Oh to be diverted by the truth that we have stopped spinning and corrected these wrongs!
By Antoine de Gaudemar in Libération Thursday 12 January 2006
Four years after its creation, Guantánamo prison camp remains faithful to its sinister reputation. More than five hundred men of about thirty different nationalities are still rotting there, and not all of them were made prisoner in 2002 in Afghanistan during the American military intervention in that country. Some of them were arrested in the course of illegal kidnappings in third countries. This scandal is only the first in a long list: as of today only nine detainees have been charged; not one has been tried. In spite of a decision by the United States Supreme Court - which has still not ruled on the legality of the military tribunals headquartered on the Cuban base - arbitrary action and abusive treatment continue to reign there: although a few prisoners have been able to meet their lawyers, they denounce the inanity of procedures that change constantly. Neither the families, nor NGOs - with the exception of the Red Cross - can visit the precincts where hunger strikes are on the increase.
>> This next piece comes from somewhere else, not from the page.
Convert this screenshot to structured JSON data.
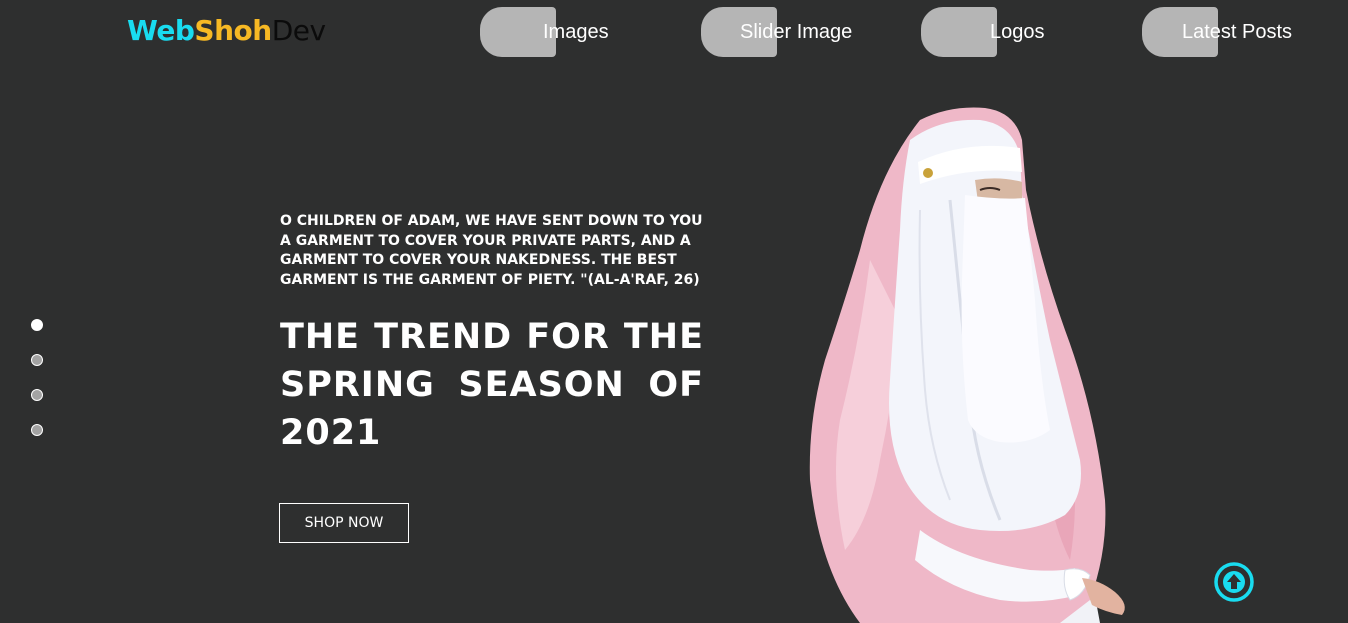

This opacity makes us fear the worst about the conditions of detention inside the camp, fears confirmed by the new testimonies of torture Amnesty International published yesterday. The only glimmer of light in this nightmare is the drip drop of detainee releases after months and months of imprisonment, most of the time for nothing. Along with the tortures practiced in Iraqi jails and secret CIA prisons, Guantánamo symbolizes what is most hateful about the George Bush regime: the desire to be above its own laws as well as international law and a total sense of impunity. Because the fight against terrorism does not require that we use the same weapons it does, the very existence of Guantánamo is a most serious defeat for democracy.
Translation: t r u t h o u t French language correspondent Leslie Thatcher.